Construction starts in about a month and will take 2-3 months to complete.
Looking at the body I'm having second thoughts regarding the truss rod nut access channel... It disturbs the clean look and since there's no pickguard to cover it I decided to make it disappear. I've been doing a lot of vintage "undetectable" repairs in the past so this job calls for that practice again (-;
Here's how it's done.
I use the maple scrap from same top and cut a small slice from the center.
I glue it to an Okoume scrap from the body.
It is slightly tapered to fit very tightly by tapping it in with a little hammer
No glue should be used since the glue line might be visible!
I roughly trim it and leave just a little to be sanded later.
I mix fine maple dust with acetone and lacquer and apply around the joint areas on all 3 sides of the maple and repeat with Okoume dust mix for the body joints. Acetone will drive this filler deeper and evaporate faster.

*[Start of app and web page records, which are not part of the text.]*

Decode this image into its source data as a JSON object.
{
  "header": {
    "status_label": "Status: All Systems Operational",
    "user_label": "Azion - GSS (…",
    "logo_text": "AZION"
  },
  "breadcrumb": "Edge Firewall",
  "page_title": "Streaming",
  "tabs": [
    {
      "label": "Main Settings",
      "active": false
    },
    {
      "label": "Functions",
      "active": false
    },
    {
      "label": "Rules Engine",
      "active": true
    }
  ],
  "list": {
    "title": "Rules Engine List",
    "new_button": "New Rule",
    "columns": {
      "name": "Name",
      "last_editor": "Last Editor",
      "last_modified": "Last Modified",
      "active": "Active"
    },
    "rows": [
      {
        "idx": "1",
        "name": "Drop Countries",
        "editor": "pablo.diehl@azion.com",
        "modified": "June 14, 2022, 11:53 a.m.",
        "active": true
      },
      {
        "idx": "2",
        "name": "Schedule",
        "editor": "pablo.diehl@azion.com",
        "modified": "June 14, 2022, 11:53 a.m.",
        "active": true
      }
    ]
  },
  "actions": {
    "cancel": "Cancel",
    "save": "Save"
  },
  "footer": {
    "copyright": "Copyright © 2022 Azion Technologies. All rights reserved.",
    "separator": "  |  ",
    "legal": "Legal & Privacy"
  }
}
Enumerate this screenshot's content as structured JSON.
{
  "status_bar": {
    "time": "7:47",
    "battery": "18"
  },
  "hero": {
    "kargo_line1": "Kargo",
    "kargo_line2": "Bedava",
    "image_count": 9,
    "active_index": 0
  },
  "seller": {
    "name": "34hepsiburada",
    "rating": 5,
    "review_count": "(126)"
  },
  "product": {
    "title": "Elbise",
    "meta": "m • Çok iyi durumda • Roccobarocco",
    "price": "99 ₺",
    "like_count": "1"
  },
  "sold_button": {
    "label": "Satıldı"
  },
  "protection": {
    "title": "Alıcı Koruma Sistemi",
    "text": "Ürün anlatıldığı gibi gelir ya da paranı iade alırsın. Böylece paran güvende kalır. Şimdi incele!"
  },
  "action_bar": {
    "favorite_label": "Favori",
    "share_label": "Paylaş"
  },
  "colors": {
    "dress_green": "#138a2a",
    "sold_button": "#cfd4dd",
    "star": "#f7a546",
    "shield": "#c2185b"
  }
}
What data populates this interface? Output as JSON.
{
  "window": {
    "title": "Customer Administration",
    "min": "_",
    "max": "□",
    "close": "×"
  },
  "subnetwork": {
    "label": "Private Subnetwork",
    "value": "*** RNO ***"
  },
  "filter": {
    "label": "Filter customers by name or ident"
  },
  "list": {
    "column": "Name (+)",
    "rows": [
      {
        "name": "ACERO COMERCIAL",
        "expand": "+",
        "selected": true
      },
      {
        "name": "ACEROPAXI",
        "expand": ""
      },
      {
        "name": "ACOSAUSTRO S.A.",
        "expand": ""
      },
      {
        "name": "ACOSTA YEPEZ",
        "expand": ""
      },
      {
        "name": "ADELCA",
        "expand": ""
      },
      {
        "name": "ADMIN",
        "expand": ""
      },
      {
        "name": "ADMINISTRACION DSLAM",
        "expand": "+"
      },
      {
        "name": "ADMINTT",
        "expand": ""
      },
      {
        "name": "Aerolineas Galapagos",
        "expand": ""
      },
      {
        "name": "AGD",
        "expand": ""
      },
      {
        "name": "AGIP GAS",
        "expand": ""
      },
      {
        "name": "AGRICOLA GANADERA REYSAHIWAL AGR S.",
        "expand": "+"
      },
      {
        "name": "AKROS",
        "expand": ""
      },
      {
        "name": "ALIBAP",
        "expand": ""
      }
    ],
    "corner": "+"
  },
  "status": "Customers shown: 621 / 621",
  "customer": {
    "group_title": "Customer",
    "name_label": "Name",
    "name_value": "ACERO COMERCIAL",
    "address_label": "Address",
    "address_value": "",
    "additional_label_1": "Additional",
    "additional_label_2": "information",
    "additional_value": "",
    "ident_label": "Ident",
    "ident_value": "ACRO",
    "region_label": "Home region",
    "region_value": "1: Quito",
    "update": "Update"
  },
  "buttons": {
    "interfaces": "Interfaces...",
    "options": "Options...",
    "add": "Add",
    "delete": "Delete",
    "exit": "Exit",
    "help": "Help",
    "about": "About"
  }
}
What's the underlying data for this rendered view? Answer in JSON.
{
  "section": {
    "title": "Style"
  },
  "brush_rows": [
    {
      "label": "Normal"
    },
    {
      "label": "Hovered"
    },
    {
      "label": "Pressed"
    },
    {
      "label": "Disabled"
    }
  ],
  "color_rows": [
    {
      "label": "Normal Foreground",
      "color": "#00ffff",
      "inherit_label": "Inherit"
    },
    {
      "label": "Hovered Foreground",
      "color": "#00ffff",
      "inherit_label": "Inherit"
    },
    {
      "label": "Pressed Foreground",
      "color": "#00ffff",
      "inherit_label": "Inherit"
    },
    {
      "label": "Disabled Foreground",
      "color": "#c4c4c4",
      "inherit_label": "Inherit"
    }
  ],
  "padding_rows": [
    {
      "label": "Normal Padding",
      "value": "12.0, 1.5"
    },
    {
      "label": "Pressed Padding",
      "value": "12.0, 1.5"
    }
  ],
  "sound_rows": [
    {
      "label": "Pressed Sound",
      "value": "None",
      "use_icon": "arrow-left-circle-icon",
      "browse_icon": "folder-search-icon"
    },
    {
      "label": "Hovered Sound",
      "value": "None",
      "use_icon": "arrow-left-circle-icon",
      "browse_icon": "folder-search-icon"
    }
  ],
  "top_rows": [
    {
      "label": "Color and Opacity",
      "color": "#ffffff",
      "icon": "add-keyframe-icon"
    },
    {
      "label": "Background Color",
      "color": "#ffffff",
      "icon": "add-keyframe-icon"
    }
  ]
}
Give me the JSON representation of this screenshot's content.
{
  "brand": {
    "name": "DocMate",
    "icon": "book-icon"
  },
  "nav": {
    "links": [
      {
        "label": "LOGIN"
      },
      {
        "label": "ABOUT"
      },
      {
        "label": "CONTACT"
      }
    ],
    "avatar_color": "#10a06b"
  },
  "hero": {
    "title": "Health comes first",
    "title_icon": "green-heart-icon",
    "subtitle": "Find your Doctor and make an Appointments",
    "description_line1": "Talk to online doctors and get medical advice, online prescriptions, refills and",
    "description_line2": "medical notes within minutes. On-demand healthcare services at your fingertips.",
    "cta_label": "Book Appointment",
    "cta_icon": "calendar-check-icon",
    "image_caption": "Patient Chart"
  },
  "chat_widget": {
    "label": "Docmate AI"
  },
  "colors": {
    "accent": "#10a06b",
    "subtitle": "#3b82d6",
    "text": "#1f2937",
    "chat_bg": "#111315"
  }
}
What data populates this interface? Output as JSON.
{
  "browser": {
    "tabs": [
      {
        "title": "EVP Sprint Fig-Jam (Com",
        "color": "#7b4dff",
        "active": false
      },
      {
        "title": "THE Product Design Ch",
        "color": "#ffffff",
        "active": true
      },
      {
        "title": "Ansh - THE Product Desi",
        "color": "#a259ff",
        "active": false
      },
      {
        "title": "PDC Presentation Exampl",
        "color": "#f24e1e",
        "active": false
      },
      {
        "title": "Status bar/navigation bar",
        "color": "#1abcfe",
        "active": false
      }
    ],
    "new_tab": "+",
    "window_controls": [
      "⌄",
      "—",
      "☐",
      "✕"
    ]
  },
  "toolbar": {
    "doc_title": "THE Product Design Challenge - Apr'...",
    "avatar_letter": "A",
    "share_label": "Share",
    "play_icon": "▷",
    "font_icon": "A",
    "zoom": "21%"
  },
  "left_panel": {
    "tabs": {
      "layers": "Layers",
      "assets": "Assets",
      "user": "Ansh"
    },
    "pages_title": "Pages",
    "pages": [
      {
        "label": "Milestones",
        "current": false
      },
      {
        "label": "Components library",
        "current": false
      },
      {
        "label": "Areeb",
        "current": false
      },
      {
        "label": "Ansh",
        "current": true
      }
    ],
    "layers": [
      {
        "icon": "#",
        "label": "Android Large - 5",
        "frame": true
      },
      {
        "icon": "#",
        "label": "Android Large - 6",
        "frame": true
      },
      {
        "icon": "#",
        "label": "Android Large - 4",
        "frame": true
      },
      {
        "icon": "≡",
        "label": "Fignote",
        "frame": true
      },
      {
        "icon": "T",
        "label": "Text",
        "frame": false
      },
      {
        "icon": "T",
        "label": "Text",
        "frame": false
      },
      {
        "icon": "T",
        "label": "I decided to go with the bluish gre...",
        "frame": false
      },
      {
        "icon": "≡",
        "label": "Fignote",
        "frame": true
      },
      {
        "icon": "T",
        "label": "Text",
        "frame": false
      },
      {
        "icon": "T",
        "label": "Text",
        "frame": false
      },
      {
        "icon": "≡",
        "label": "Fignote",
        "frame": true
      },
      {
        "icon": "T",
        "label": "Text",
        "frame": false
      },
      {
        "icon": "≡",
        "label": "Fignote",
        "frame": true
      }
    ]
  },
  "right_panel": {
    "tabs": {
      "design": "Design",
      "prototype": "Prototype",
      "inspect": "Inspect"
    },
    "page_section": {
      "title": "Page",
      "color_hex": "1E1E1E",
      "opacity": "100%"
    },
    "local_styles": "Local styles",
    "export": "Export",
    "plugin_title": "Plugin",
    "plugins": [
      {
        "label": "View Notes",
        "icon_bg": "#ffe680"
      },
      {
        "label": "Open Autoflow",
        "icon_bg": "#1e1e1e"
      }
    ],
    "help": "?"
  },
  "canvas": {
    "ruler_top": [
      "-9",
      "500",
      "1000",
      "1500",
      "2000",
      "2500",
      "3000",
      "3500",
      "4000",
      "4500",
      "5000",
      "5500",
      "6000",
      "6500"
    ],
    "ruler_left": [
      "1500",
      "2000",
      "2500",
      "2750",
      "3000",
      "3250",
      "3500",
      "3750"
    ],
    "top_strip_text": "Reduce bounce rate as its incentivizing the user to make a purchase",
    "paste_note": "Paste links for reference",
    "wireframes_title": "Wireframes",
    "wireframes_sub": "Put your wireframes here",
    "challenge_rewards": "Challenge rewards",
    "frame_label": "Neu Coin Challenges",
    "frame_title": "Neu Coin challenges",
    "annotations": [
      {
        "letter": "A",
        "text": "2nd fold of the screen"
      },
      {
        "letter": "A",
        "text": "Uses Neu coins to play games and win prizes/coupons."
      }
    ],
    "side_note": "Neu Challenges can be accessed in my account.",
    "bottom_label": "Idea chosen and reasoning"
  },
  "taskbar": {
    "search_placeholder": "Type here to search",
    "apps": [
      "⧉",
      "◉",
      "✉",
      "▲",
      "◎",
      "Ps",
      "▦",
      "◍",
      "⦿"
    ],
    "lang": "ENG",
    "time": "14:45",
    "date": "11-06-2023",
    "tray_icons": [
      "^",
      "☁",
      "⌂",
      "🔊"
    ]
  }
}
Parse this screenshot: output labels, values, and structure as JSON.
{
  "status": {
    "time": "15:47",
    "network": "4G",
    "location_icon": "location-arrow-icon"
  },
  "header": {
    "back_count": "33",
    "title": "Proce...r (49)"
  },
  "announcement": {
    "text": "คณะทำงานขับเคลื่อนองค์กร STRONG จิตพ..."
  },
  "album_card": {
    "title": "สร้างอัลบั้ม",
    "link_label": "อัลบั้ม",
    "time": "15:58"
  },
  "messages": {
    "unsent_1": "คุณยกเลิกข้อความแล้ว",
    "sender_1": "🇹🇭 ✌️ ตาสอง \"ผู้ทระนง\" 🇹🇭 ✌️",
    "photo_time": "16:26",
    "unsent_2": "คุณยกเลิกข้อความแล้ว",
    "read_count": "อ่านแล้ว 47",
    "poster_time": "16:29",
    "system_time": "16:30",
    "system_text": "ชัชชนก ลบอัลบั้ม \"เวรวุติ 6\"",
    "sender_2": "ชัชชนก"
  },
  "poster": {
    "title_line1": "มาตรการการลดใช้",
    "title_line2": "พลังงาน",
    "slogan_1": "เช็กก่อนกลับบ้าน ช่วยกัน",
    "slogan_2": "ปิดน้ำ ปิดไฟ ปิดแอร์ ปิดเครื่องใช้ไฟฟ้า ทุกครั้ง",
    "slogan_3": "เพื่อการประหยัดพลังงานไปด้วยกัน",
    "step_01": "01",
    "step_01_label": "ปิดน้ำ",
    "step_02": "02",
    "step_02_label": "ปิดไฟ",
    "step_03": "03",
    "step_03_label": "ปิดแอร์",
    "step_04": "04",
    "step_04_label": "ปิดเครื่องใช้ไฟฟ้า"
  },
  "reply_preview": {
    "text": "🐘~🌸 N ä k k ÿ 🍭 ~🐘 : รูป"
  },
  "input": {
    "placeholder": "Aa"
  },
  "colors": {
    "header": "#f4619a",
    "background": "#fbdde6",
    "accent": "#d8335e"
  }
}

once sanded flush with 150 grit the joint is invisible.
neck pocket is tested for tight fit with the neck and it's done.
Now... I can see someone down the road wondering how that neck PU wire access drill was done... LOL
It's all blury. Hit the macro button.
Sorry, can't really find that button on my cell phone.
But if it was too sharp... you could see the joint lines and I'm busted...
I can't see the joint lines at all - that's fantastic work.
It just seems sad to do such beatuiful, fine, detailed, skilled work and then take photos of it with a crappy phone.
2c. Your guitars deserve better .